▶ **Activity**: Could you print each line of the material below exactly?

(Data shown begins)

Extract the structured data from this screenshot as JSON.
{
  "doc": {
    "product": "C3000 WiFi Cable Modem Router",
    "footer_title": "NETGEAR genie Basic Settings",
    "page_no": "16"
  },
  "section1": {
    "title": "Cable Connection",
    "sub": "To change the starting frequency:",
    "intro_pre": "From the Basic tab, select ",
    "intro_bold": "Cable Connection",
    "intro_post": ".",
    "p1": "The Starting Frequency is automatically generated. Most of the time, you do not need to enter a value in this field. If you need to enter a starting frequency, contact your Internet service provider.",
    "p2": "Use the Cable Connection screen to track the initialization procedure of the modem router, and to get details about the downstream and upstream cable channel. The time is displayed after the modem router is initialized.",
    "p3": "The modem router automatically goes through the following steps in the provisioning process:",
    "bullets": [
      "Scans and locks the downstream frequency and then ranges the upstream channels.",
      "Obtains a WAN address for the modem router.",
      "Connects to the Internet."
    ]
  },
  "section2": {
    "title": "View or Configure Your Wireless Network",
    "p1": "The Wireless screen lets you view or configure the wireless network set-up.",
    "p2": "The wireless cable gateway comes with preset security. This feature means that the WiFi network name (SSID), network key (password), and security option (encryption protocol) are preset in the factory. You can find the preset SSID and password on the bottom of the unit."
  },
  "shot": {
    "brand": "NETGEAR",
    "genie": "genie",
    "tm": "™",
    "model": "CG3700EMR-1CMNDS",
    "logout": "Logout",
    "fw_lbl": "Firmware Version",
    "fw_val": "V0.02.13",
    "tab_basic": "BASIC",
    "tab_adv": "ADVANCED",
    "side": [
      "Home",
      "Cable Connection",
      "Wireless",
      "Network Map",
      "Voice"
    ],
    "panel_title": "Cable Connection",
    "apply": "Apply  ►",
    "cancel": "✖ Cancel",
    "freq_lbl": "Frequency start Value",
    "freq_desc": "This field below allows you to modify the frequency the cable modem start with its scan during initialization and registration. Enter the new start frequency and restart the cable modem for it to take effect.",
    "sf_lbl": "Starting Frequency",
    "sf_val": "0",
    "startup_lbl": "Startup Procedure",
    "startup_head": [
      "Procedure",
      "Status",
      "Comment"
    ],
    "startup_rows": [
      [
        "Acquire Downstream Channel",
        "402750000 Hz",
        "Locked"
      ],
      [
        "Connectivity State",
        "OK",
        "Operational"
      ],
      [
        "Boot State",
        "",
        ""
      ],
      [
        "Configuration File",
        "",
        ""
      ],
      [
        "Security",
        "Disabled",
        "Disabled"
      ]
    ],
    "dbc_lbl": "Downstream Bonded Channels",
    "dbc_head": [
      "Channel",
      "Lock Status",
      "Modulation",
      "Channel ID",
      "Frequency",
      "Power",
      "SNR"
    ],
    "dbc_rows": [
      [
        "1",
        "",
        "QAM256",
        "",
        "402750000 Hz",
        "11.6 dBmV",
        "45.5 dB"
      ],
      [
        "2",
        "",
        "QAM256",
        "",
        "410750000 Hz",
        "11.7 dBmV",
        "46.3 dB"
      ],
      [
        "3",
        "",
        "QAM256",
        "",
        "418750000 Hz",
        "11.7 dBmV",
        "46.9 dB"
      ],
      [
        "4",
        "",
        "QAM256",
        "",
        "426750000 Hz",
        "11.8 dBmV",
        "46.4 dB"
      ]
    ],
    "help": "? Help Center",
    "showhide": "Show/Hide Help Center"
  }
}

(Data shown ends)

▶ **Task result**:
Extract the structured data from this screenshot as JSON.
{
  "doc": {
    "product": "C3000 WiFi Cable Modem Router",
    "footer_title": "NETGEAR genie Basic Settings",
    "page_no": "16"
  },
  "section1": {
    "title": "Cable Connection",
    "sub": "To change the starting frequency:",
    "intro_pre": "From the Basic tab, select ",
    "intro_bold": "Cable Connection",
    "intro_post": ".",
    "p1": "The Starting Frequency is automatically generated. Most of the time, you do not need to enter a value in this field. If you need to enter a starting frequency, contact your Internet service provider.",
    "p2": "Use the Cable Connection screen to track the initialization procedure of the modem router, and to get details about the downstream and upstream cable channel. The time is displayed after the modem router is initialized.",
    "p3": "The modem router automatically goes through the following steps in the provisioning process:",
    "bullets": [
      "Scans and locks the downstream frequency and then ranges the upstream channels.",
      "Obtains a WAN address for the modem router.",
      "Connects to the Internet."
    ]
  },
  "section2": {
    "title": "View or Configure Your Wireless Network",
    "p1": "The Wireless screen lets you view or configure the wireless network set-up.",
    "p2": "The wireless cable gateway comes with preset security. This feature means that the WiFi network name (SSID), network key (password), and security option (encryption protocol) are preset in the factory. You can find the preset SSID and password on the bottom of the unit."
  },
  "shot": {
    "brand": "NETGEAR",
    "genie": "genie",
    "tm": "™",
    "model": "CG3700EMR-1CMNDS",
    "logout": "Logout",
    "fw_lbl": "Firmware Version",
    "fw_val": "V0.02.13",
    "tab_basic": "BASIC",
    "tab_adv": "ADVANCED",
    "side": [
      "Home",
      "Cable Connection",
      "Wireless",
      "Network Map",
      "Voice"
    ],
    "panel_title": "Cable Connection",
    "apply": "Apply  ►",
    "cancel": "✖ Cancel",
    "freq_lbl": "Frequency start Value",
    "freq_desc": "This field below allows you to modify the frequency the cable modem start with its scan during initialization and registration. Enter the new start frequency and restart the cable modem for it to take effect.",
    "sf_lbl": "Starting Frequency",
    "sf_val": "0",
    "startup_lbl": "Startup Procedure",
    "startup_head": [
      "Procedure",
      "Status",
      "Comment"
    ],
    "startup_rows": [
      [
        "Acquire Downstream Channel",
        "402750000 Hz",
        "Locked"
      ],
      [
        "Connectivity State",
        "OK",
        "Operational"
      ],
      [
        "Boot State",
        "",
        ""
      ],
      [
        "Configuration File",
        "",
        ""
      ],
      [
        "Security",
        "Disabled",
        "Disabled"
      ]
    ],
    "dbc_lbl": "Downstream Bonded Channels",
    "dbc_head": [
      "Channel",
      "Lock Status",
      "Modulation",
      "Channel ID",
      "Frequency",
      "Power",
      "SNR"
    ],
    "dbc_rows": [
      [
        "1",
        "",
        "QAM256",
        "",
        "402750000 Hz",
        "11.6 dBmV",
        "45.5 dB"
      ],
      [
        "2",
        "",
        "QAM256",
        "",
        "410750000 Hz",
        "11.7 dBmV",
        "46.3 dB"
      ],
      [
        "3",
        "",
        "QAM256",
        "",
        "418750000 Hz",
        "11.7 dBmV",
        "46.9 dB"
      ],
      [
        "4",
        "",
        "QAM256",
        "",
        "426750000 Hz",
        "11.8 dBmV",
        "46.4 dB"
      ]
    ],
    "help": "? Help Center",
    "showhide": "Show/Hide Help Center"
  }
}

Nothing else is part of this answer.